As a conductor, Mozart is where opera starts. Without wanting to be unfair to Monteverdi, Handel, or Gluck, Mozart took this most ravishing of art forms and turbo charged it in a way that no composer had done before.
Before Mozart, opera relied on two main devices to tell the story: arias (or songs) where the characters would sing about one particular emotion for several minutes, and the more speech-like, sparsely-accompanied recitatives, where most of the action and plot took place. Once the young Wolfgang Amadeus burst on to the scene suddenly we have arias and ensembles (duets, trios, quartets etc.) where the music pops, fizzles, explodes, swoons, and weeps while at the same time the plot drives inexorably onwards.
An object lesson in these musically alive action scenes can be seen in the Trio from Act One of The Marriage of Figaro.
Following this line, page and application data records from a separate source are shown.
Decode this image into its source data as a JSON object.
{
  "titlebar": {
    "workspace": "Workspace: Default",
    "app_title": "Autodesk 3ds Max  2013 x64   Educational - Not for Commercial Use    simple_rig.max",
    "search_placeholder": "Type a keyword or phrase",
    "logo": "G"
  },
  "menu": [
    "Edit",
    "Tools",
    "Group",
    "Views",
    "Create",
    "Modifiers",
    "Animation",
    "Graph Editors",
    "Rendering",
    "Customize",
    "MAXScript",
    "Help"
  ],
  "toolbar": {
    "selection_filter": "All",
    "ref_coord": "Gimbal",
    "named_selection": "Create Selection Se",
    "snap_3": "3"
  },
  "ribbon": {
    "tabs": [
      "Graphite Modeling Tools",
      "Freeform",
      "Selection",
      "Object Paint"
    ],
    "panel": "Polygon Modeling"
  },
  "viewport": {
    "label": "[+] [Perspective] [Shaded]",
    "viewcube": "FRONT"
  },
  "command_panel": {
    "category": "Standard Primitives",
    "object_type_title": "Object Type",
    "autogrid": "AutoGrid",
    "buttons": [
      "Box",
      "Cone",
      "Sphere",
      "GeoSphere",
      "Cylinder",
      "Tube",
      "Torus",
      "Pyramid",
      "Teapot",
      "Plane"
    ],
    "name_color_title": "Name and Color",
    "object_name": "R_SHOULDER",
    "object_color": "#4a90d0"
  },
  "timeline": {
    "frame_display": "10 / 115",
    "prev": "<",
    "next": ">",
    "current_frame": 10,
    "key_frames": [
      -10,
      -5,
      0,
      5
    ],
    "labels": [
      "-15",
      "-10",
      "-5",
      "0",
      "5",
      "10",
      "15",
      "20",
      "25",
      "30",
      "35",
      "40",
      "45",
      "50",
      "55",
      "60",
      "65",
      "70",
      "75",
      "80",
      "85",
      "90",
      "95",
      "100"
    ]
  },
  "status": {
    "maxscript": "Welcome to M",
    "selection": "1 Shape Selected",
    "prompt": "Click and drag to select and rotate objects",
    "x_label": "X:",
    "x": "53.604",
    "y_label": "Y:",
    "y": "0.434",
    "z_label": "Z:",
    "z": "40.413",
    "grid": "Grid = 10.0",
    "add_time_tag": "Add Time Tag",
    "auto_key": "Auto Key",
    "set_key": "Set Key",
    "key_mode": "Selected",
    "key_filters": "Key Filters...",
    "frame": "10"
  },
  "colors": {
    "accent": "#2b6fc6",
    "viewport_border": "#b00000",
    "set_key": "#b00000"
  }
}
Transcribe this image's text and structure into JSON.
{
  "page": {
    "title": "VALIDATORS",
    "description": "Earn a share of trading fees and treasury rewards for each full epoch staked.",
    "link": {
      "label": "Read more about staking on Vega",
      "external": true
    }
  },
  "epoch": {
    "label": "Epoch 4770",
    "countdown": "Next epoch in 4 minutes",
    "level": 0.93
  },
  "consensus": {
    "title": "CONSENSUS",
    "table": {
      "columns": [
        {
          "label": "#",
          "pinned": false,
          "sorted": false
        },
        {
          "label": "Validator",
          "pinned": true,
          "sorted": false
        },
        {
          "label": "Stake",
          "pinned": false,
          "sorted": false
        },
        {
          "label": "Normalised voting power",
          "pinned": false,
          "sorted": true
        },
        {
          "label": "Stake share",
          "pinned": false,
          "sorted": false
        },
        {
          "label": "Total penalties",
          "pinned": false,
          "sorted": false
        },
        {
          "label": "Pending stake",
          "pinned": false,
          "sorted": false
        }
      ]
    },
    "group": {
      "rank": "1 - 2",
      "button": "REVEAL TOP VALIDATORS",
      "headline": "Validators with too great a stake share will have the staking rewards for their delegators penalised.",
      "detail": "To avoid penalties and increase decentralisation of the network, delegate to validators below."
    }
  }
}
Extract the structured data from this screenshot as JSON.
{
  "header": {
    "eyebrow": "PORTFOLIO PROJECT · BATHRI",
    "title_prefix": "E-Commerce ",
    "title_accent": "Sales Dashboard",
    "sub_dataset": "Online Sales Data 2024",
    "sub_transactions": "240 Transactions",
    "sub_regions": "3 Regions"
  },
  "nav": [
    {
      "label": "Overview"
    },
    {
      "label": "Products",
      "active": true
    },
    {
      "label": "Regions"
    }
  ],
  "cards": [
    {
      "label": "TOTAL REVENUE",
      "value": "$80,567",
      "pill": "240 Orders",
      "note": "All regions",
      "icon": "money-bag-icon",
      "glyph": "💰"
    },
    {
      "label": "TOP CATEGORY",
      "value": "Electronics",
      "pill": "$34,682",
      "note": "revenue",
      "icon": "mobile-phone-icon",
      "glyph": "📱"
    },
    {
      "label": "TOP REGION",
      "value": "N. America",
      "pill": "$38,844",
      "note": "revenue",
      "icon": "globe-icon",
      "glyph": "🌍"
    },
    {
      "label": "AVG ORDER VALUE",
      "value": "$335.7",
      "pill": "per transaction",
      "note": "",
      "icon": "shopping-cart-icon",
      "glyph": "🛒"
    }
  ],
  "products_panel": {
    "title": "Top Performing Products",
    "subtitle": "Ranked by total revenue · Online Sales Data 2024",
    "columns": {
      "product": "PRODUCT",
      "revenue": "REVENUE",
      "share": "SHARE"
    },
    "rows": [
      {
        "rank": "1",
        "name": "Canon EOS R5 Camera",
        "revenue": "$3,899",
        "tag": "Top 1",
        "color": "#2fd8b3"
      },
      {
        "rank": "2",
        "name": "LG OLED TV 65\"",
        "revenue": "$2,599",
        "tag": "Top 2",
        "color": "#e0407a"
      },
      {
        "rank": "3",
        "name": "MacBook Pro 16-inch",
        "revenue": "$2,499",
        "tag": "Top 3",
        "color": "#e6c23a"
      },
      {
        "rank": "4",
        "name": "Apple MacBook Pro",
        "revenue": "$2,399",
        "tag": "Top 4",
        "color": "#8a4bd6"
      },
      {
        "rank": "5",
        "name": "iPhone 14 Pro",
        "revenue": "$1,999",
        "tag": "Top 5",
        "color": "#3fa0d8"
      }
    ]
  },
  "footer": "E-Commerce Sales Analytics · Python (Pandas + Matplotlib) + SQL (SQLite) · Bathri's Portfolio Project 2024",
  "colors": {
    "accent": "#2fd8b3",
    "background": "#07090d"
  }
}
We feel the Count’s visceral anger bubble up in orchestral outbursts at the thought of his Countess being in Cherubino’s amorous crosshairs; Susanna’s breathlessness is made three-dimensional in the way
her vocal line descends and is interrupted by her gasps for air; meanwhile Basilio’s insidiousness is conjured up through snide string figures rounded off by officio full stops after each line as if he’s sticking his conniving fingers in everyone’s proverbial pie.
Mozart’s music embodies incongruities and ambiguities that somehow combine to create the sublime. Despite his proclivity for scatological humour, Mozart’s music somehow transcends this to plumb the depths of the human experience. Listen out for both of the Countess’s arias, moments of truth and beauty examining love and its loss. The orchestra spins gossamer lines imbued with longing while the clarinet (a novel addition to the woodwind section in orchestras of the time) nostalgically soars above.
Sublimity gives way to wit and humour in the masterfully-crafted finale to Act Two. What begins as a trio between Count, Countess and Susanna transforms almost imperceptibly into a quartet (with the addition of Figaro), to a quintet (when the irate gardener, Antonio enters to pick a fight over his carnations). The tension ramps up when Marcellina, Basilio, and Bartolo barge in to make a septet and a manically bombastic send-off before interval. The virtuosity Mozart demands from the singers is similarly reflected in the orchestra, pushing the string players in particularly to the limits, with smoke coming from their fingerboards.
Speaking of smoking fingerboards, the entire evening kicks off with one of the most famous overtures in all of music. The great British conductor, Sir Thomas Beecham, quipped that he timed his morning eggs to the four minute-odd Figaro overture (I confess that I also may have used it for similar purposes). These four minutes are certainly bursting with bustling intrigue and irrepressible energy. At one point in my career I attributed this musical sweep to the character of Figaro himself. However, over time it struck me that this overture embodied not Figaro but his cunning, beautiful, charming, resourceful fiancée, Susanna. From the show’s very beginning Susanna is front and centre, reading the rest of men like a book and, ultimately, saving the day.
The opera’s constant shifts in mood, this incessant succession of events is portrayed with striking musical accuracy by Mozart at every turn. It is a great privilege and challenge for the conductor to navigate this myriad of emotions and to encourage this spirit of expressivity from the stage and from the pit. But the potential is there to be unlocked: Mozart’s notes are all on the page waiting to be brought to life with love and immediacy.